- Children’s ability to communicate information effectively is influenced by the same factors in bilingual and monolingual children. In 5- to 7-year olds, the ability to take the perspective of the listener into account depends on whether the relevant information is presented visually or verbally. At that age, children are generally not able to adapt to the fact that their interlocutor is not able to see what they can see, but those with better inhibition skills are able to take into account the information previously shared verbally with their interlocutor. English proficiency was also a strong predictor of performance in our tasks, which put some bilingual children at a disadvantage.

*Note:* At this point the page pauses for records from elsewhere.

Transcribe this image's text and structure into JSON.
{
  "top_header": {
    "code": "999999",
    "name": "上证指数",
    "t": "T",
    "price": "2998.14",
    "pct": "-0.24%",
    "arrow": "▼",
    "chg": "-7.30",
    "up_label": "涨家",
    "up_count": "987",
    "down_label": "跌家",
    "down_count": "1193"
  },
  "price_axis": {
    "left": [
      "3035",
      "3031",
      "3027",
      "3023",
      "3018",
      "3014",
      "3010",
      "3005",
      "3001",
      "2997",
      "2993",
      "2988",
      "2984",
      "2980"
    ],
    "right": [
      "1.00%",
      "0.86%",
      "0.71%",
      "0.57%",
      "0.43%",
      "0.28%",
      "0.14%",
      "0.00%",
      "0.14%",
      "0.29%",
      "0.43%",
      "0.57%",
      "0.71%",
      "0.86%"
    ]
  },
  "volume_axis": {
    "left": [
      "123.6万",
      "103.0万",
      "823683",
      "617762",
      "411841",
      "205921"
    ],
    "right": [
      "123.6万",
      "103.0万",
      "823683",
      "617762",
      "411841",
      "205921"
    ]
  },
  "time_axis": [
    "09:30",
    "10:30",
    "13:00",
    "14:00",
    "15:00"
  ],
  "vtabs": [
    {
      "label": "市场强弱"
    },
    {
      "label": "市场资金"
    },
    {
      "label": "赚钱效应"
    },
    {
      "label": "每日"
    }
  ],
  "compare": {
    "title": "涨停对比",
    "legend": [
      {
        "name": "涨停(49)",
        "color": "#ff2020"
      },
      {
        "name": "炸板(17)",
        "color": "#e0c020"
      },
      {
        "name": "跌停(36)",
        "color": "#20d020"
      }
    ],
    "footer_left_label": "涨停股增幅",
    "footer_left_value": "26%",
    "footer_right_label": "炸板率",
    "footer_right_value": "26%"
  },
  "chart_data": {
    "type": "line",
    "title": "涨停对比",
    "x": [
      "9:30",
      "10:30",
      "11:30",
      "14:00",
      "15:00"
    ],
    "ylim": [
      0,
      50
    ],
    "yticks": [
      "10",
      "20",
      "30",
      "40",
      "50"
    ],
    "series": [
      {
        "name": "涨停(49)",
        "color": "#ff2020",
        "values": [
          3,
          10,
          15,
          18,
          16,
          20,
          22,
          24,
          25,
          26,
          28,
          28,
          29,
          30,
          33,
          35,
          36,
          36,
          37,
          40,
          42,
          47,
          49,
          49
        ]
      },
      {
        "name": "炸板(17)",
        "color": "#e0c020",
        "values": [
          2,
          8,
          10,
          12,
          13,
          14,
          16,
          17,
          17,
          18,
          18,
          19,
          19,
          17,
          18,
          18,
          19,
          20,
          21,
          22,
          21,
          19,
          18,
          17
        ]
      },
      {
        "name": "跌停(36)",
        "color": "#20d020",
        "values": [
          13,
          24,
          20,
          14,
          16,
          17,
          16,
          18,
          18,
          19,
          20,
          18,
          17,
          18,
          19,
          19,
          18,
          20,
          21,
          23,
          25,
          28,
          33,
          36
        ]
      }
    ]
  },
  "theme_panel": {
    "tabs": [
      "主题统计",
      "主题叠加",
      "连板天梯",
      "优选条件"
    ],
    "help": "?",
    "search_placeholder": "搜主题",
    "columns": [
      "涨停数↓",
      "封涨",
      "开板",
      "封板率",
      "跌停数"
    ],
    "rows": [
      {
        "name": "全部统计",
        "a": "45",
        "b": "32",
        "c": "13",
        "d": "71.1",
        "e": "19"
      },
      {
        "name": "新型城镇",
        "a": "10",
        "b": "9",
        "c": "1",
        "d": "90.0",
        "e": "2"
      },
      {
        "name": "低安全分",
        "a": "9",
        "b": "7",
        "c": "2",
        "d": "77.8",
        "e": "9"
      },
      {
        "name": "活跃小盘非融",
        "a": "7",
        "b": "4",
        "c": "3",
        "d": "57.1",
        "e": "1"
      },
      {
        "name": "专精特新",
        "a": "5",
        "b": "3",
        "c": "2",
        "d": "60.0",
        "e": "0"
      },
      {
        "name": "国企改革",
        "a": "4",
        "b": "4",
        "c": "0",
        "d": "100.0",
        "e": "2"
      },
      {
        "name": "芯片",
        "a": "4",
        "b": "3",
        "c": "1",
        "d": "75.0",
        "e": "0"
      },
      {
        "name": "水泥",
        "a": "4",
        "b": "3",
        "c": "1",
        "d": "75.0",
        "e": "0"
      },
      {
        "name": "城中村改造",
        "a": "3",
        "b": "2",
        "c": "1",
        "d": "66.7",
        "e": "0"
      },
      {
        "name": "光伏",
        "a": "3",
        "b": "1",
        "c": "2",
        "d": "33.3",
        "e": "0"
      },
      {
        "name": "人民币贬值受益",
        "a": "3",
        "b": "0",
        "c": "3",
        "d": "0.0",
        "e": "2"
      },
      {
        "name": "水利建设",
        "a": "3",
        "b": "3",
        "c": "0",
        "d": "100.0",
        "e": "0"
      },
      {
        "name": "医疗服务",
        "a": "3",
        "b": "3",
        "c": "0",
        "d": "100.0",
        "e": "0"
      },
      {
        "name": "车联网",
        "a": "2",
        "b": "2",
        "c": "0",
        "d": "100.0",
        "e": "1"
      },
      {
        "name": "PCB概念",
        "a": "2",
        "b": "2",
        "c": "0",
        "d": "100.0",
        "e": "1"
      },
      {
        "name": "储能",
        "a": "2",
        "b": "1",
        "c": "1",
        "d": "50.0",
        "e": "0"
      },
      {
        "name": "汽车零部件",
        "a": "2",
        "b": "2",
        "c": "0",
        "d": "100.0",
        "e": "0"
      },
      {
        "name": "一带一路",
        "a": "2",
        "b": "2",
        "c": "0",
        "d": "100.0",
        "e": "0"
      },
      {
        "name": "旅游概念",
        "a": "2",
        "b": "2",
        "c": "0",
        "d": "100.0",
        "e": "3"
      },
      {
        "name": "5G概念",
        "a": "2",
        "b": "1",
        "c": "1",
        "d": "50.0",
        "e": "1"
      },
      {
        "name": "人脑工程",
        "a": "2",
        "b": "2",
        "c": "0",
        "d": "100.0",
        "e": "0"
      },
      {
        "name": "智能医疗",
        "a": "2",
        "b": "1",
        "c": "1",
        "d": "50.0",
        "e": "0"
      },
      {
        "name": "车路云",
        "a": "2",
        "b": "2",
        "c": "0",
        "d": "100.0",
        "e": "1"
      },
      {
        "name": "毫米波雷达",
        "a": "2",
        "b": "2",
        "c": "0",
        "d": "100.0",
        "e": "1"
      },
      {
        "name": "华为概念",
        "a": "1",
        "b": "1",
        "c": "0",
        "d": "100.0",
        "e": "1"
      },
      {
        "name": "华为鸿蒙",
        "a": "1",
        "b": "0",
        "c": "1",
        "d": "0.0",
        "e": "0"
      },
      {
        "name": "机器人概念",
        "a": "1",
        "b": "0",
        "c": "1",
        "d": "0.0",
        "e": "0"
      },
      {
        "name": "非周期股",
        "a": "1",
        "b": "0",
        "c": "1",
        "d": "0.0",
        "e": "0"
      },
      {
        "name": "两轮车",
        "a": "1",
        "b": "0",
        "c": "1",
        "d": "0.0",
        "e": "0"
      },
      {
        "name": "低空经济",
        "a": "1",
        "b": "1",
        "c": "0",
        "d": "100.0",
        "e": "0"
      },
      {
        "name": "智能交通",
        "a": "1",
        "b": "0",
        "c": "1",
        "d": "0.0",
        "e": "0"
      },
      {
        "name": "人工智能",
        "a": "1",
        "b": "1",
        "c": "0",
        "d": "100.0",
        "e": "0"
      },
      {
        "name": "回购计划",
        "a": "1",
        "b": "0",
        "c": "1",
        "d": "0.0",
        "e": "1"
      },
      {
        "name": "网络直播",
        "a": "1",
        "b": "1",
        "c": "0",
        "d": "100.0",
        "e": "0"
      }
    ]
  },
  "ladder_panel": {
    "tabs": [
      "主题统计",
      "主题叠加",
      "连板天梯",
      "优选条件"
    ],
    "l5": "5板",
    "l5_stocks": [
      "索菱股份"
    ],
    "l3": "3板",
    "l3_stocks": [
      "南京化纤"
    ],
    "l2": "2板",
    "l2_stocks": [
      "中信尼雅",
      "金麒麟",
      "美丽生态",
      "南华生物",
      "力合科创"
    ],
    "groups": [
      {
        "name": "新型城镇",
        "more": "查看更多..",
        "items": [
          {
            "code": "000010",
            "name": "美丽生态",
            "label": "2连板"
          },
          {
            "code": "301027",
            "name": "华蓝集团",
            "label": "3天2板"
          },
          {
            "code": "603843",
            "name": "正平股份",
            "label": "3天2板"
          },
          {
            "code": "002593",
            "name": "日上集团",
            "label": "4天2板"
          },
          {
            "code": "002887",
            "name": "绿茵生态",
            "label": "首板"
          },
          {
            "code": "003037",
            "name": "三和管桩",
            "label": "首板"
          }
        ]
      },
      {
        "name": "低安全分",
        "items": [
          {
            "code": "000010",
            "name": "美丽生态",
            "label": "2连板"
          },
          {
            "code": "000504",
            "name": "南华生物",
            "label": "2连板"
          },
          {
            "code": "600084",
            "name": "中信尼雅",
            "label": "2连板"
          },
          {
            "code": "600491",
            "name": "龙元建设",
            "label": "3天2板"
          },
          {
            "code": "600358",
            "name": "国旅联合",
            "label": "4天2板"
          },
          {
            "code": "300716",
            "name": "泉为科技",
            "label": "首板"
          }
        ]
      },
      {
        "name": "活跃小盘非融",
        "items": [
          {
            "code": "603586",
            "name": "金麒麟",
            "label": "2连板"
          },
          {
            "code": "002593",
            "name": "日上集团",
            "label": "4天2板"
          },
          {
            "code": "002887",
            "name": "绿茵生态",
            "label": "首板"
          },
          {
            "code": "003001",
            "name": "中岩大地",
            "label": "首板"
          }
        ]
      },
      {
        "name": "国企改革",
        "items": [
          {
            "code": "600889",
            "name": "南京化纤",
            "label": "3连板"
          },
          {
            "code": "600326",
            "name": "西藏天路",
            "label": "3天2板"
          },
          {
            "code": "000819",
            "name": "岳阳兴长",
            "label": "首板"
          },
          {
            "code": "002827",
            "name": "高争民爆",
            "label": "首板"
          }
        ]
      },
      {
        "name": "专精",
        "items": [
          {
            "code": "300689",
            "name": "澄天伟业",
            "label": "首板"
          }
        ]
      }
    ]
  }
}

But bilingual children were as informative as monolinguals when proficiency was controlled for. See Serratrice, L. and De Cat, C. (2019). Individual Differences in the Production of Referential Expressions: The Effect of Language Proficiency, Language exposure and Executive Function in Bilingual and Monolingual Children. Bilingualism: Language and Cognition.
by Tamara Sorenson Duncan & Johanne Paradis
When it comes to learning a second language, it is a common assumption that younger is better. However, this belief has not stood up to empirical investigations of bilingual development. For immigrant and refugee children, early introduction of English can undermine bilingualism by jeopardising their first language. Furthermore, older children tend to learn a second language more rapidly than their younger peers and not the reverse. As further evidence against this old adage, we will present data from 89 immigrant and refugee children who are at the onset of their schooling in Canada. These data revealed that foreign-born children, as well as older children, have advantages both in their first language (L1) and in English (i.e., achieved higher L1 scores and performed better on an English narrative task). As such, these findings further call into question the push to introduce English as early as possible for preschool-aged newcomer children. Earlier may not always result in the expected benefits for children’s English development and indeed may come at a great cost to children’s first language skills.
You can access the author’s recent presentation from the 1st Annual Conference on Child Language Acquisition Research in Alberta (CLARA) here